> **HOW TO COMPLETE THIS TASK**
Please write out each entry that follows, keeping it exactly the same.

> **SUPPLIED DATA**
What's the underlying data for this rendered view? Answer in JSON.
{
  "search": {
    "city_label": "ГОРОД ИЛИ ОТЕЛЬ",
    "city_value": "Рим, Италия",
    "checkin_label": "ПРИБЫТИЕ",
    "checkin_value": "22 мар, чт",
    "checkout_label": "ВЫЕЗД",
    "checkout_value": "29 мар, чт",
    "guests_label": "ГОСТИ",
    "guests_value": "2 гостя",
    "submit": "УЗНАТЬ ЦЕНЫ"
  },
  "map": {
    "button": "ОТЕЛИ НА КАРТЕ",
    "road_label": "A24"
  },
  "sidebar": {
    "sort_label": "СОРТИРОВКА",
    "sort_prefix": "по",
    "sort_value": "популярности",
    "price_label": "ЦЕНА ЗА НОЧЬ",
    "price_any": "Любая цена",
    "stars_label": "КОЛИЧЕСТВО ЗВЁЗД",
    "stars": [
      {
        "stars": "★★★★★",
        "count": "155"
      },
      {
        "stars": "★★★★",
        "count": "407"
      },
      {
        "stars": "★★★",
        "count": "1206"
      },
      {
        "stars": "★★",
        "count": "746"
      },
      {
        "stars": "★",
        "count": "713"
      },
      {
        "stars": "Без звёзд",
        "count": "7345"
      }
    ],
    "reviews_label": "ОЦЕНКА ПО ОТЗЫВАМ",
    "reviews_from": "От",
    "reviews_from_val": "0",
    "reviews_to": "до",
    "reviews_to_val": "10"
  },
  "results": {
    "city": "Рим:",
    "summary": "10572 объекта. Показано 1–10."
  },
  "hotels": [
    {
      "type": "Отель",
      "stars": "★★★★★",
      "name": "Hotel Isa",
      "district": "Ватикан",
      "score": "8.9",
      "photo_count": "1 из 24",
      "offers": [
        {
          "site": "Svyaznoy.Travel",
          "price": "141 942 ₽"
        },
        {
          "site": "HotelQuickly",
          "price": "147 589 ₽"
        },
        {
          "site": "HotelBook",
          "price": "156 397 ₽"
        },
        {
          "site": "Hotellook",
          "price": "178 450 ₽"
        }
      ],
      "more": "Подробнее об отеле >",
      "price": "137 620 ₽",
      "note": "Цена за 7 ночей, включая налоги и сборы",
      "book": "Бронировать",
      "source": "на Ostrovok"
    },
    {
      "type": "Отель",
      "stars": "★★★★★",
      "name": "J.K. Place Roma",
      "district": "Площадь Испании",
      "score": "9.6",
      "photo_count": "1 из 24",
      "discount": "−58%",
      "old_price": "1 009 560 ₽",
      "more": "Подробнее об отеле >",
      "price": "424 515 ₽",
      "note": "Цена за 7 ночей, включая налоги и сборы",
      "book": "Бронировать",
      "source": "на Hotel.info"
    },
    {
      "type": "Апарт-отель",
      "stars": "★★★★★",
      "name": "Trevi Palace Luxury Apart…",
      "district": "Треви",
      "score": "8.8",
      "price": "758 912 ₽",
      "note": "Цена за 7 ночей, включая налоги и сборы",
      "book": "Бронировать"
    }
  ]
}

> **RESPONSE AREA**
What's the underlying data for this rendered view? Answer in JSON.
{
  "search": {
    "city_label": "ГОРОД ИЛИ ОТЕЛЬ",
    "city_value": "Рим, Италия",
    "checkin_label": "ПРИБЫТИЕ",
    "checkin_value": "22 мар, чт",
    "checkout_label": "ВЫЕЗД",
    "checkout_value": "29 мар, чт",
    "guests_label": "ГОСТИ",
    "guests_value": "2 гостя",
    "submit": "УЗНАТЬ ЦЕНЫ"
  },
  "map": {
    "button": "ОТЕЛИ НА КАРТЕ",
    "road_label": "A24"
  },
  "sidebar": {
    "sort_label": "СОРТИРОВКА",
    "sort_prefix": "по",
    "sort_value": "популярности",
    "price_label": "ЦЕНА ЗА НОЧЬ",
    "price_any": "Любая цена",
    "stars_label": "КОЛИЧЕСТВО ЗВЁЗД",
    "stars": [
      {
        "stars": "★★★★★",
        "count": "155"
      },
      {
        "stars": "★★★★",
        "count": "407"
      },
      {
        "stars": "★★★",
        "count": "1206"
      },
      {
        "stars": "★★",
        "count": "746"
      },
      {
        "stars": "★",
        "count": "713"
      },
      {
        "stars": "Без звёзд",
        "count": "7345"
      }
    ],
    "reviews_label": "ОЦЕНКА ПО ОТЗЫВАМ",
    "reviews_from": "От",
    "reviews_from_val": "0",
    "reviews_to": "до",
    "reviews_to_val": "10"
  },
  "results": {
    "city": "Рим:",
    "summary": "10572 объекта. Показано 1–10."
  },
  "hotels": [
    {
      "type": "Отель",
      "stars": "★★★★★",
      "name": "Hotel Isa",
      "district": "Ватикан",
      "score": "8.9",
      "photo_count": "1 из 24",
      "offers": [
        {
          "site": "Svyaznoy.Travel",
          "price": "141 942 ₽"
        },
        {
          "site": "HotelQuickly",
          "price": "147 589 ₽"
        },
        {
          "site": "HotelBook",
          "price": "156 397 ₽"
        },
        {
          "site": "Hotellook",
          "price": "178 450 ₽"
        }
      ],
      "more": "Подробнее об отеле >",
      "price": "137 620 ₽",
      "note": "Цена за 7 ночей, включая налоги и сборы",
      "book": "Бронировать",
      "source": "на Ostrovok"
    },
    {
      "type": "Отель",
      "stars": "★★★★★",
      "name": "J.K. Place Roma",
      "district": "Площадь Испании",
      "score": "9.6",
      "photo_count": "1 из 24",
      "discount": "−58%",
      "old_price": "1 009 560 ₽",
      "more": "Подробнее об отеле >",
      "price": "424 515 ₽",
      "note": "Цена за 7 ночей, включая налоги и сборы",
      "book": "Бронировать",
      "source": "на Hotel.info"
    },
    {
      "type": "Апарт-отель",
      "stars": "★★★★★",
      "name": "Trevi Palace Luxury Apart…",
      "district": "Треви",
      "score": "8.8",
      "price": "758 912 ₽",
      "note": "Цена за 7 ночей, включая налоги и сборы",
      "book": "Бронировать"
    }
  ]
}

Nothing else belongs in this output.